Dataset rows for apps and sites
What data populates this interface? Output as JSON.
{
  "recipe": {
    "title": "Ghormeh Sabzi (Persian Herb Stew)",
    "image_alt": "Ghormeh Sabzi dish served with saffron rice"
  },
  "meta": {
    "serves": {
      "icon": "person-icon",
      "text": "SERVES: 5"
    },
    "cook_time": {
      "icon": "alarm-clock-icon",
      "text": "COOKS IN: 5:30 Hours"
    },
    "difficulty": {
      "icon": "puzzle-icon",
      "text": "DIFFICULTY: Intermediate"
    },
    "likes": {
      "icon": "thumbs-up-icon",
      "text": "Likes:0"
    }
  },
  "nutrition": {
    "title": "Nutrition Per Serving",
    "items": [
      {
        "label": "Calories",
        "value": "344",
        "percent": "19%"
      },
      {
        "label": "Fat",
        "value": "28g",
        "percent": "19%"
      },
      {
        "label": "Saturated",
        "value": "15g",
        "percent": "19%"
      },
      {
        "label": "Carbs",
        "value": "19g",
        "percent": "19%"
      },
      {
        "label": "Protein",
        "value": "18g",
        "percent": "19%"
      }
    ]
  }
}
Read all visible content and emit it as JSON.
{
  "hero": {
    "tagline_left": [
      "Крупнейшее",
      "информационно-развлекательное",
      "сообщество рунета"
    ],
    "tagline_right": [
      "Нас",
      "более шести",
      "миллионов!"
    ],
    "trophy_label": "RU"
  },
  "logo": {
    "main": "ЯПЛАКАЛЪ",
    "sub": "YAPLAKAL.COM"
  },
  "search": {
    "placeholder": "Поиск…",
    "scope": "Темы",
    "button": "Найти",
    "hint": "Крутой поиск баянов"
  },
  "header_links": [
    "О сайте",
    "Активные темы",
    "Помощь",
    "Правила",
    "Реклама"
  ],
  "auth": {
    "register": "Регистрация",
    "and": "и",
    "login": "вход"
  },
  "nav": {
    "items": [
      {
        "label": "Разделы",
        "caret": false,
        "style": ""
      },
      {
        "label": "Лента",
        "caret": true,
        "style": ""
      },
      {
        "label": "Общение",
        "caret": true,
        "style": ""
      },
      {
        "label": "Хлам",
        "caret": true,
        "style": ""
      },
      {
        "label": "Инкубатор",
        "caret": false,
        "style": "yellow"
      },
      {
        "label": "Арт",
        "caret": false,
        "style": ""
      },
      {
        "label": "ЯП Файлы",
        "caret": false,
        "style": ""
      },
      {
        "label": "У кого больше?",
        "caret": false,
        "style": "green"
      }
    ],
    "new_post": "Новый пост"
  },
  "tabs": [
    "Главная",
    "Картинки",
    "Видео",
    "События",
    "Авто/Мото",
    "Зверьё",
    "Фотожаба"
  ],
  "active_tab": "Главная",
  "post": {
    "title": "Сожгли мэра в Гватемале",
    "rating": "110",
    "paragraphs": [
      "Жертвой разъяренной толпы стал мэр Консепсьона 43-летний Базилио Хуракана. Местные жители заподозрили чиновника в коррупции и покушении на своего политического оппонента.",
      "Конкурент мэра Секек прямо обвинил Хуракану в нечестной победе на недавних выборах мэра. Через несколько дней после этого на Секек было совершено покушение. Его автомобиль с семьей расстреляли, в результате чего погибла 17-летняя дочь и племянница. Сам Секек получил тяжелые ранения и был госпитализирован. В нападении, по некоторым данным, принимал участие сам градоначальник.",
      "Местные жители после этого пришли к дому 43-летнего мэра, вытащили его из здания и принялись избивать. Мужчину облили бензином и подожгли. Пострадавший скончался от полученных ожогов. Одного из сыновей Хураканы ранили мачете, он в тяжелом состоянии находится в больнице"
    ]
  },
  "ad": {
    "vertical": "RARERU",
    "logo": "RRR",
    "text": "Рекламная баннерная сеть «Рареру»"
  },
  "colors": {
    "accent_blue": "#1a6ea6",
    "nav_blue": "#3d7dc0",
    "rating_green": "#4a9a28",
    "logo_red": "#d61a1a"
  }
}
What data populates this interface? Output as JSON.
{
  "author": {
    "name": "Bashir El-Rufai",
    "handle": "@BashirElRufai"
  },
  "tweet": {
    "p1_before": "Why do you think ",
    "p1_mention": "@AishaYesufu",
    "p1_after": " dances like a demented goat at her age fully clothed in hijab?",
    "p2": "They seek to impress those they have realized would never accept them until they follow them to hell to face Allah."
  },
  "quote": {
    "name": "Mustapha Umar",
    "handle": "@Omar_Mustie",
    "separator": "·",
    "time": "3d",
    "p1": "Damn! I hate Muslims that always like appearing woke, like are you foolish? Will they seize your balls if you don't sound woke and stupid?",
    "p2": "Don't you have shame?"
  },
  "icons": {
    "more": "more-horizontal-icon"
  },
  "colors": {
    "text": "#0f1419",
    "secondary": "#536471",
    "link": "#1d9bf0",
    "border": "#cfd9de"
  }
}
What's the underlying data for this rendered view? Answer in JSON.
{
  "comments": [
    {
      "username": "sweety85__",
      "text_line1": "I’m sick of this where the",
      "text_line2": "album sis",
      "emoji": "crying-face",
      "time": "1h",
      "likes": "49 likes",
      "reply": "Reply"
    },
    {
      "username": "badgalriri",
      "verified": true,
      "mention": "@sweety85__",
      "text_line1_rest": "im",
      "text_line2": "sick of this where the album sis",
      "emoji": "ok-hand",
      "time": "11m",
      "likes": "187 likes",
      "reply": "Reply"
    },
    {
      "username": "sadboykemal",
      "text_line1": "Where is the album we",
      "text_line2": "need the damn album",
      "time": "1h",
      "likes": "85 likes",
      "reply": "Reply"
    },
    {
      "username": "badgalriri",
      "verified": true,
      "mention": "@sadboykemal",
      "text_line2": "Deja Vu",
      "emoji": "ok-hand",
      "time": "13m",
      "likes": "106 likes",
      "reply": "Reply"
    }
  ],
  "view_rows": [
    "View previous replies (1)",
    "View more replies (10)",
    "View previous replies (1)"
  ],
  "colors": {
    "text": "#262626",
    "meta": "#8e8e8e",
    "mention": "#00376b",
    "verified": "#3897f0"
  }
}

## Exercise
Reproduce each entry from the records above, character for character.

## Answer box
What data populates this interface? Output as JSON.
{
  "recipe": {
    "title": "Ghormeh Sabzi (Persian Herb Stew)",
    "image_alt": "Ghormeh Sabzi dish served with saffron rice"
  },
  "meta": {
    "serves": {
      "icon": "person-icon",
      "text": "SERVES: 5"
    },
    "cook_time": {
      "icon": "alarm-clock-icon",
      "text": "COOKS IN: 5:30 Hours"
    },
    "difficulty": {
      "icon": "puzzle-icon",
      "text": "DIFFICULTY: Intermediate"
    },
    "likes": {
      "icon": "thumbs-up-icon",
      "text": "Likes:0"
    }
  },
  "nutrition": {
    "title": "Nutrition Per Serving",
    "items": [
      {
        "label": "Calories",
        "value": "344",
        "percent": "19%"
      },
      {
        "label": "Fat",
        "value": "28g",
        "percent": "19%"
      },
      {
        "label": "Saturated",
        "value": "15g",
        "percent": "19%"
      },
      {
        "label": "Carbs",
        "value": "19g",
        "percent": "19%"
      },
      {
        "label": "Protein",
        "value": "18g",
        "percent": "19%"
      }
    ]
  }
}
Read all visible content and emit it as JSON.
{
  "hero": {
    "tagline_left": [
      "Крупнейшее",
      "информационно-развлекательное",
      "сообщество рунета"
    ],
    "tagline_right": [
      "Нас",
      "более шести",
      "миллионов!"
    ],
    "trophy_label": "RU"
  },
  "logo": {
    "main": "ЯПЛАКАЛЪ",
    "sub": "YAPLAKAL.COM"
  },
  "search": {
    "placeholder": "Поиск…",
    "scope": "Темы",
    "button": "Найти",
    "hint": "Крутой поиск баянов"
  },
  "header_links": [
    "О сайте",
    "Активные темы",
    "Помощь",
    "Правила",
    "Реклама"
  ],
  "auth": {
    "register": "Регистрация",
    "and": "и",
    "login": "вход"
  },
  "nav": {
    "items": [
      {
        "label": "Разделы",
        "caret": false,
        "style": ""
      },
      {
        "label": "Лента",
        "caret": true,
        "style": ""
      },
      {
        "label": "Общение",
        "caret": true,
        "style": ""
      },
      {
        "label": "Хлам",
        "caret": true,
        "style": ""
      },
      {
        "label": "Инкубатор",
        "caret": false,
        "style": "yellow"
      },
      {
        "label": "Арт",
        "caret": false,
        "style": ""
      },
      {
        "label": "ЯП Файлы",
        "caret": false,
        "style": ""
      },
      {
        "label": "У кого больше?",
        "caret": false,
        "style": "green"
      }
    ],
    "new_post": "Новый пост"
  },
  "tabs": [
    "Главная",
    "Картинки",
    "Видео",
    "События",
    "Авто/Мото",
    "Зверьё",
    "Фотожаба"
  ],
  "active_tab": "Главная",
  "post": {
    "title": "Сожгли мэра в Гватемале",
    "rating": "110",
    "paragraphs": [
      "Жертвой разъяренной толпы стал мэр Консепсьона 43-летний Базилио Хуракана. Местные жители заподозрили чиновника в коррупции и покушении на своего политического оппонента.",
      "Конкурент мэра Секек прямо обвинил Хуракану в нечестной победе на недавних выборах мэра. Через несколько дней после этого на Секек было совершено покушение. Его автомобиль с семьей расстреляли, в результате чего погибла 17-летняя дочь и племянница. Сам Секек получил тяжелые ранения и был госпитализирован. В нападении, по некоторым данным, принимал участие сам градоначальник.",
      "Местные жители после этого пришли к дому 43-летнего мэра, вытащили его из здания и принялись избивать. Мужчину облили бензином и подожгли. Пострадавший скончался от полученных ожогов. Одного из сыновей Хураканы ранили мачете, он в тяжелом состоянии находится в больнице"
    ]
  },
  "ad": {
    "vertical": "RARERU",
    "logo": "RRR",
    "text": "Рекламная баннерная сеть «Рареру»"
  },
  "colors": {
    "accent_blue": "#1a6ea6",
    "nav_blue": "#3d7dc0",
    "rating_green": "#4a9a28",
    "logo_red": "#d61a1a"
  }
}
What data populates this interface? Output as JSON.
{
  "author": {
    "name": "Bashir El-Rufai",
    "handle": "@BashirElRufai"
  },
  "tweet": {
    "p1_before": "Why do you think ",
    "p1_mention": "@AishaYesufu",
    "p1_after": " dances like a demented goat at her age fully clothed in hijab?",
    "p2": "They seek to impress those they have realized would never accept them until they follow them to hell to face Allah."
  },
  "quote": {
    "name": "Mustapha Umar",
    "handle": "@Omar_Mustie",
    "separator": "·",
    "time": "3d",
    "p1": "Damn! I hate Muslims that always like appearing woke, like are you foolish? Will they seize your balls if you don't sound woke and stupid?",
    "p2": "Don't you have shame?"
  },
  "icons": {
    "more": "more-horizontal-icon"
  },
  "colors": {
    "text": "#0f1419",
    "secondary": "#536471",
    "link": "#1d9bf0",
    "border": "#cfd9de"
  }
}
What's the underlying data for this rendered view? Answer in JSON.
{
  "comments": [
    {
      "username": "sweety85__",
      "text_line1": "I’m sick of this where the",
      "text_line2": "album sis",
      "emoji": "crying-face",
      "time": "1h",
      "likes": "49 likes",
      "reply": "Reply"
    },
    {
      "username": "badgalriri",
      "verified": true,
      "mention": "@sweety85__",
      "text_line1_rest": "im",
      "text_line2": "sick of this where the album sis",
      "emoji": "ok-hand",
      "time": "11m",
      "likes": "187 likes",
      "reply": "Reply"
    },
    {
      "username": "sadboykemal",
      "text_line1": "Where is the album we",
      "text_line2": "need the damn album",
      "time": "1h",
      "likes": "85 likes",
      "reply": "Reply"
    },
    {
      "username": "badgalriri",
      "verified": true,
      "mention": "@sadboykemal",
      "text_line2": "Deja Vu",
      "emoji": "ok-hand",
      "time": "13m",
      "likes": "106 likes",
      "reply": "Reply"
    }
  ],
  "view_rows": [
    "View previous replies (1)",
    "View more replies (10)",
    "View previous replies (1)"
  ],
  "colors": {
    "text": "#262626",
    "meta": "#8e8e8e",
    "mention": "#00376b",
    "verified": "#3897f0"
  }
}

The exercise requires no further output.